Robert Lucas on Sun, 18 Aug 2002 01:49:35 +0200 (CEST)

[Date Prev] [Date Next] [Thread Prev] [Thread Next] [Date Index] [Thread Index]

Re: <nettime> Documenta XI but not really

I have to agree. There is so much facile discussion these days about
calling this or that "art"- hacking, activism, whatever... and at the same
time there is a pressure upon artists to make what they are doing somehow
more politically "valid", as if the "political" value of an artwork were a
real measure of its quality. There have even been endorsements of a
complete abandonment of art altogether in favour of pure political action.
Why are these very different debates so often ridiculously conflated?

Perhaps it's a romantic hangover from the historical avant-gardes- perhaps
it's that every one of us feels a need to be somehow quantifiably
"radical", and that that "radical" must these days always be in the
intermedia where everything intersects apparently with "politics". Perhaps
our little community here is just more concerned with being "radical" than
with art as such or politics, or anything else, as such, and we tie
ourselves up in a neurotic little tangle simply from the effort to locate
ourselves in some kind of vanguard. The amount of times I've seen artists
attempting to get their political, or whatever other, actions regarded as
"art", and their artworks regarded as legitimately "political"... it's
beginning to make me cringe, and in the end these nominations start to
look more and more arbitrary. Why bother? I always want to say- just get
on with doing art, being political, or whatever else you are engaged in.

We have to get over the idea of an autonomous sphere for art that is
devoid of politics, certainly, but this does not mean that we have to
start judging political radicalism as "art", or art by its "politics
value"- such an attitude is unconstructive, oversimplistic, and seems to
owe more to a view of art as autonomous than to any complex or
differential system of relations between the two spheres. "Politics" must
be understood as something that is diffuse, "in" everything from
hacktivism to colour field painting. This obviously does not mean that art
must engage in party, identity, gender, web, representation, or whatever
other politics seem important at the time;  rather, that even by getting
on with just being "art" (even an "art" without distinct location or
properties) the artwork must confront its own "politics" anyway. Likewise,
politics should get on with being politics, hacking with hacking, without
a concern for any near-arbitrary appelation of the word "art". Let each
have its own cultural space, without forgetting that the edges of this
cultural space are always provisional, and always permeable. To tar
everything with the brush of adequate political commitment, as if that was
a fixed value, is to brush over all the specificities and qualities that
that political commitment ought to be fighting for.

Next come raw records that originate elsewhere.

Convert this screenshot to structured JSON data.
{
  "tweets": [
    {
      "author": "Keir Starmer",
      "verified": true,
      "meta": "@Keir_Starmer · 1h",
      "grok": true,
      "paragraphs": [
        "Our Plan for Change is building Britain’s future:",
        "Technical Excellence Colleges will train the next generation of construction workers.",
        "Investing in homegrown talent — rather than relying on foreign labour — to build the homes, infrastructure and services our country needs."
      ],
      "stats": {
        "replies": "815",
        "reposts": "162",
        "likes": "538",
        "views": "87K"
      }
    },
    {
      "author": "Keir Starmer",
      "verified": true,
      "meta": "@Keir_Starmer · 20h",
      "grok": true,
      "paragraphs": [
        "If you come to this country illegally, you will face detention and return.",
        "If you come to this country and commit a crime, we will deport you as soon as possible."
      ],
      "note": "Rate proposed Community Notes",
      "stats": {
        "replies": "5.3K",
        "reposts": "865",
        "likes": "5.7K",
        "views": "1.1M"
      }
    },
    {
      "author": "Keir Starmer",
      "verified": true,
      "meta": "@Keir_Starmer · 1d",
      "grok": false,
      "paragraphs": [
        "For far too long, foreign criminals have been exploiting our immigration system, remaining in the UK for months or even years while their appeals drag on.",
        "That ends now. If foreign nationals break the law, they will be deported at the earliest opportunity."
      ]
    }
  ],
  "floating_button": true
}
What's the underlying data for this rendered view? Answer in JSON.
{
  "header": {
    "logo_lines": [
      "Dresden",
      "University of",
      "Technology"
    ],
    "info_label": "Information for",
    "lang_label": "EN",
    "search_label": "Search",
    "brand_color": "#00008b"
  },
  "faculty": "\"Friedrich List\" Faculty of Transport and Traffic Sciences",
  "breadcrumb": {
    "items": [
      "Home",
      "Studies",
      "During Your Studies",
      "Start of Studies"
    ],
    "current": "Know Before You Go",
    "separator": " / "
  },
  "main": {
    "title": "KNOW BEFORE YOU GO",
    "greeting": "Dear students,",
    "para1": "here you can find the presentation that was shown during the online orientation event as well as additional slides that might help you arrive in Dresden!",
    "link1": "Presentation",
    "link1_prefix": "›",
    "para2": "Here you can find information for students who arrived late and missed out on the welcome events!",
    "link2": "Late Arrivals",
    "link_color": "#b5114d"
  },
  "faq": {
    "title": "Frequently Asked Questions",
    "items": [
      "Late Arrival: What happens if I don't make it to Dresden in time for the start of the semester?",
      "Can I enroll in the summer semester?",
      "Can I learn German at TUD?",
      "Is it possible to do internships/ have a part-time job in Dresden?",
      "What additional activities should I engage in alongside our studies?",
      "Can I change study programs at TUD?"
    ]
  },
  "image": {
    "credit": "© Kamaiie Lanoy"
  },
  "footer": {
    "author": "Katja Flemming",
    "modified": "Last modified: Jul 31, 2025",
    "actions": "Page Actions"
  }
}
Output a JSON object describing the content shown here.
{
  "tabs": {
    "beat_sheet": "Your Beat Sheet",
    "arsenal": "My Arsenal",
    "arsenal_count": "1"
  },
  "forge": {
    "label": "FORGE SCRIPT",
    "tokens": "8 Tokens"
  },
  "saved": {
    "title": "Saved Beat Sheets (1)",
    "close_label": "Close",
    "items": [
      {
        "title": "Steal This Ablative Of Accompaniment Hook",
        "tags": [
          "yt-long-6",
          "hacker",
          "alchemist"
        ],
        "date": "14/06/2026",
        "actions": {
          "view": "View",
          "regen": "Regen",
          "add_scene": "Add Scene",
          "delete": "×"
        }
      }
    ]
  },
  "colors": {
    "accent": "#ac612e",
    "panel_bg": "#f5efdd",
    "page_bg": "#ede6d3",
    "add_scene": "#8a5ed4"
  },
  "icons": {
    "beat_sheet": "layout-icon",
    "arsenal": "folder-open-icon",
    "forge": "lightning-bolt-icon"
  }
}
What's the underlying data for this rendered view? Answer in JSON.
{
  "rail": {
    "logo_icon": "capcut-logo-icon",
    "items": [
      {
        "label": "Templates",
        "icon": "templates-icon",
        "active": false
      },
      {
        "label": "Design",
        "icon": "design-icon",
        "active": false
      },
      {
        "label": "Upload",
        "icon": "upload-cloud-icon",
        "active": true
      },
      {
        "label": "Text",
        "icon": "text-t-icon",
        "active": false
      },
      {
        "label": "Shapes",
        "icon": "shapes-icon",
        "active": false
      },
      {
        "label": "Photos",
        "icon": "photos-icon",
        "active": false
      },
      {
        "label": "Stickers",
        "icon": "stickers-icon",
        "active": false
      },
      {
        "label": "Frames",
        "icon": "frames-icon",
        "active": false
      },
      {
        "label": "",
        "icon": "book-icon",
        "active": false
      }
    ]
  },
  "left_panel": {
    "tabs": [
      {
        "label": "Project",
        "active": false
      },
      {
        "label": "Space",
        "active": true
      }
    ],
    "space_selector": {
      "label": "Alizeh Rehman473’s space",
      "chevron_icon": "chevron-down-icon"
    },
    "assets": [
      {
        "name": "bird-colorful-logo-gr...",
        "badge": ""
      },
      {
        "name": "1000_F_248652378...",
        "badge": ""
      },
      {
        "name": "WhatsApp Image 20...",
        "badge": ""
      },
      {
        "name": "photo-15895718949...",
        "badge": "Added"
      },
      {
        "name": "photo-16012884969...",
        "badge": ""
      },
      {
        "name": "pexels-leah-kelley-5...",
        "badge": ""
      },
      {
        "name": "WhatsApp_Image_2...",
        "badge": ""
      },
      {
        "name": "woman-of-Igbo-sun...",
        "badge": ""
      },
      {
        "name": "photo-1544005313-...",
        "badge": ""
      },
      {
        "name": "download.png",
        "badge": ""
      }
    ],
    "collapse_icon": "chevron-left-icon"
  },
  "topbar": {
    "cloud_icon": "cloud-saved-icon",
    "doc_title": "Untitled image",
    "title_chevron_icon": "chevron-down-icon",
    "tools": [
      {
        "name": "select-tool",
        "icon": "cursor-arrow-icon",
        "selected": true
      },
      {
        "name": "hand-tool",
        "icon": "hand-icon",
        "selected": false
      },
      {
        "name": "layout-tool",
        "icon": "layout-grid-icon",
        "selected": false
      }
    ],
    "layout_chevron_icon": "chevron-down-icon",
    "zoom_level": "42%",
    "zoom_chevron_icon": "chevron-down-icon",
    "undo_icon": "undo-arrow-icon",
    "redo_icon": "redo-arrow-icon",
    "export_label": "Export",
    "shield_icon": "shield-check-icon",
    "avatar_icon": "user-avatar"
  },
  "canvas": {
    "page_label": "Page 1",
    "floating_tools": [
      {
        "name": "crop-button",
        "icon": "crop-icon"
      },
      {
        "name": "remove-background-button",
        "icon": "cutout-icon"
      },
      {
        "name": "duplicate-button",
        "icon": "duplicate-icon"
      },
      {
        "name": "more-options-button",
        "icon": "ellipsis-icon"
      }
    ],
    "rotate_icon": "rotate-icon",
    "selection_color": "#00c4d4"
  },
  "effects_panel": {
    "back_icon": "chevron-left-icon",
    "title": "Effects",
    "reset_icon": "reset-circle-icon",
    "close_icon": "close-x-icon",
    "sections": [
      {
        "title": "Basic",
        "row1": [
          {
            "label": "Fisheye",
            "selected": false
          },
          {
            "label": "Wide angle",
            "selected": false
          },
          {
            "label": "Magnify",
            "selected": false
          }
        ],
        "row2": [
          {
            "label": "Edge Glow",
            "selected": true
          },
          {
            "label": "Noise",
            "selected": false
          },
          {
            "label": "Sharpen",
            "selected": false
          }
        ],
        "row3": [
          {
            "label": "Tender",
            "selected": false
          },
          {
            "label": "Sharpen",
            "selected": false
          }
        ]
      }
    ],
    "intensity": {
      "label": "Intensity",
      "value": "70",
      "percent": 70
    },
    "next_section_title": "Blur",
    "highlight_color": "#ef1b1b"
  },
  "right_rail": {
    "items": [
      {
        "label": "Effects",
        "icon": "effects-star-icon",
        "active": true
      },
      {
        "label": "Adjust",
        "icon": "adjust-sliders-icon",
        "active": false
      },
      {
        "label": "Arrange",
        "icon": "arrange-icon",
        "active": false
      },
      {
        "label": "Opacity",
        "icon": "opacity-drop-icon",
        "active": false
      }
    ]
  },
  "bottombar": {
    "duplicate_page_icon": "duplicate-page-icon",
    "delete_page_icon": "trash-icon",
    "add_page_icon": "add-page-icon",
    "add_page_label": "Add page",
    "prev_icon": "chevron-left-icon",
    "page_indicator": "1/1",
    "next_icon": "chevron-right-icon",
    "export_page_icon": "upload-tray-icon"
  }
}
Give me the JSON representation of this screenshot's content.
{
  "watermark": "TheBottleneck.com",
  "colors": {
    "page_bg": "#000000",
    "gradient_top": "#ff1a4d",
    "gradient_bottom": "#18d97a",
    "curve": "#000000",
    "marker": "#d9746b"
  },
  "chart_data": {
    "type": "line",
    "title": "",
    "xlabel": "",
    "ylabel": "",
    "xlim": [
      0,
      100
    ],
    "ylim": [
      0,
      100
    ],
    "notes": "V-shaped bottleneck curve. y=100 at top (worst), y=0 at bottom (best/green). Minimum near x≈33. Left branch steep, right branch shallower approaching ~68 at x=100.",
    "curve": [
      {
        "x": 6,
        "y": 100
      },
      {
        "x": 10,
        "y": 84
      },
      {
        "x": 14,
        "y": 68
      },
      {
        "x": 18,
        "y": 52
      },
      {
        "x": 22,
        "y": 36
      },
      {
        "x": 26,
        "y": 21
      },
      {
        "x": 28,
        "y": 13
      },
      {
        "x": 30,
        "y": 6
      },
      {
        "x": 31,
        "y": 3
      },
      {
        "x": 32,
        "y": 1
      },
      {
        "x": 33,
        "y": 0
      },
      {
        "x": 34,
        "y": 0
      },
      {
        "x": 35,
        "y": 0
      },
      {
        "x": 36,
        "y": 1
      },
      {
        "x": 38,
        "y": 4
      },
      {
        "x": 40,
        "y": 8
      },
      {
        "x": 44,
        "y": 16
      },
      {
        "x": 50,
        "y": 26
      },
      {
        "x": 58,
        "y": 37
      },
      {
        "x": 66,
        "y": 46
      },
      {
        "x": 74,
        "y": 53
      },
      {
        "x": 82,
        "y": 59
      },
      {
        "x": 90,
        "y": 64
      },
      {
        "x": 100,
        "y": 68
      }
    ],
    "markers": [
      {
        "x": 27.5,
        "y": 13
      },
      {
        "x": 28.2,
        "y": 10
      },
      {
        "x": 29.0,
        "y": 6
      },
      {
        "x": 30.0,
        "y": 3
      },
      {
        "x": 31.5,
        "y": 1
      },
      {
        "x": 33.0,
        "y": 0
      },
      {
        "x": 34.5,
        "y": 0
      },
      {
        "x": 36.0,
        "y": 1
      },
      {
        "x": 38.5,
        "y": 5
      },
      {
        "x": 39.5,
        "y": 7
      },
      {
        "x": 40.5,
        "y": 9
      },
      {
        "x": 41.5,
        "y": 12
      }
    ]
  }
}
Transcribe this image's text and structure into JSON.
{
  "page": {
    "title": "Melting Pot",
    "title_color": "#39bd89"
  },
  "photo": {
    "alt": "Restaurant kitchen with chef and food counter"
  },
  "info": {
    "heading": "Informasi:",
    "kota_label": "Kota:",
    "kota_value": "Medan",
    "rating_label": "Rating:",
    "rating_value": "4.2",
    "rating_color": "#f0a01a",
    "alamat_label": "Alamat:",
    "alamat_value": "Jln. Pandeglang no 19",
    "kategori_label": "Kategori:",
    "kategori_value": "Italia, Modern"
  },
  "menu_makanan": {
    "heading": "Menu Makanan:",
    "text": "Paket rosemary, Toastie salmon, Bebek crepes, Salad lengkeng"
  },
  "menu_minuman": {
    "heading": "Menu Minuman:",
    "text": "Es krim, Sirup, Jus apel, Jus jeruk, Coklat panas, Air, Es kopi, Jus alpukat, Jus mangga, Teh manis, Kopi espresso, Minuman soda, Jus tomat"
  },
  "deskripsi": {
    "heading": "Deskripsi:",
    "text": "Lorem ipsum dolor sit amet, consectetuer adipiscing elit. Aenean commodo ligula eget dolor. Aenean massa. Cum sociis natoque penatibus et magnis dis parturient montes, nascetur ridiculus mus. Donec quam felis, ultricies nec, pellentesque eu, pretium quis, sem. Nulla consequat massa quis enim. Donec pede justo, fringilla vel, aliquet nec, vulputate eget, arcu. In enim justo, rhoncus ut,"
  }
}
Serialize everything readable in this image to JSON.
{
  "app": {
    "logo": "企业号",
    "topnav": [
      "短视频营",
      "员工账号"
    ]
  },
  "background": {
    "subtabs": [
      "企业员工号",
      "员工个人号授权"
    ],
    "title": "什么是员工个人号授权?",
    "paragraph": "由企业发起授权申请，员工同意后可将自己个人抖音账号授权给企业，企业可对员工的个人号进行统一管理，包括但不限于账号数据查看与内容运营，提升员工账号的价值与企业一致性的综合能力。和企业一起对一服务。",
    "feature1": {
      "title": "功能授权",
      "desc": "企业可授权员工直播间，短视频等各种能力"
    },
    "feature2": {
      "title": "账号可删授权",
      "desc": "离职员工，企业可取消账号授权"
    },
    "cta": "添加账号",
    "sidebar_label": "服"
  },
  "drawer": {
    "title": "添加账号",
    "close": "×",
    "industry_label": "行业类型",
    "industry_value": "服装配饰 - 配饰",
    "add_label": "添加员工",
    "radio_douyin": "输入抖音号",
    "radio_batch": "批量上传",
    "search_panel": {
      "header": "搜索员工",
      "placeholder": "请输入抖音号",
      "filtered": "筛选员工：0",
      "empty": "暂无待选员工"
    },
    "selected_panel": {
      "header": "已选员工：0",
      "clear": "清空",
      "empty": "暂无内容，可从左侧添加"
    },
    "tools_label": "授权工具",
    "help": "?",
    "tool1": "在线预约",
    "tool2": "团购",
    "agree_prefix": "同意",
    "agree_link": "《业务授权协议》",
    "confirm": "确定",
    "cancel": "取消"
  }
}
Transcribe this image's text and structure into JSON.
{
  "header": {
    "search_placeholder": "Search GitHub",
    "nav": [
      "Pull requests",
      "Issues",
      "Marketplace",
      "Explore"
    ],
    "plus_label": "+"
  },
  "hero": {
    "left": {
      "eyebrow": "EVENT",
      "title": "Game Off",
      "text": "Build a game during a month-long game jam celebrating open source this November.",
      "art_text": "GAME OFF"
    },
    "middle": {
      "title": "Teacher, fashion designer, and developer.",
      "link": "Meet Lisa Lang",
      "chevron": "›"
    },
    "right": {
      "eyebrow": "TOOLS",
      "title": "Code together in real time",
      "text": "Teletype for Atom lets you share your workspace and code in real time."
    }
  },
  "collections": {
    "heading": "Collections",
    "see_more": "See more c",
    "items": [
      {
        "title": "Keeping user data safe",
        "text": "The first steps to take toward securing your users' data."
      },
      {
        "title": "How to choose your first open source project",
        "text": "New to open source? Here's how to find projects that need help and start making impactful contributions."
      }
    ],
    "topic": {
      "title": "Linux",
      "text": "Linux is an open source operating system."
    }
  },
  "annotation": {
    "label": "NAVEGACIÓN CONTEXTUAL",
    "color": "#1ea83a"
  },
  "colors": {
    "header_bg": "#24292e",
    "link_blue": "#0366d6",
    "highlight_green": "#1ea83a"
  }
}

>From: "Calin" <>
>Reply-To: "Calin" <>
>To: <>
>Subject: <nettime> Documenta XI but not really
>Date: Fri, 16 Aug 2002 12:09:46 +0200
>Maybe it is time to notice that tere is not very much space left for
>debating art as an autonomous discipline, with its territory and its


#  distributed via <nettime>: no commercial use without permission
#  <nettime> is a moderated mailing list for net criticism,
#  collaborative text filtering and cultural politics of the nets
#  more info: and "info nettime-l" in the msg body
#  archive: contact: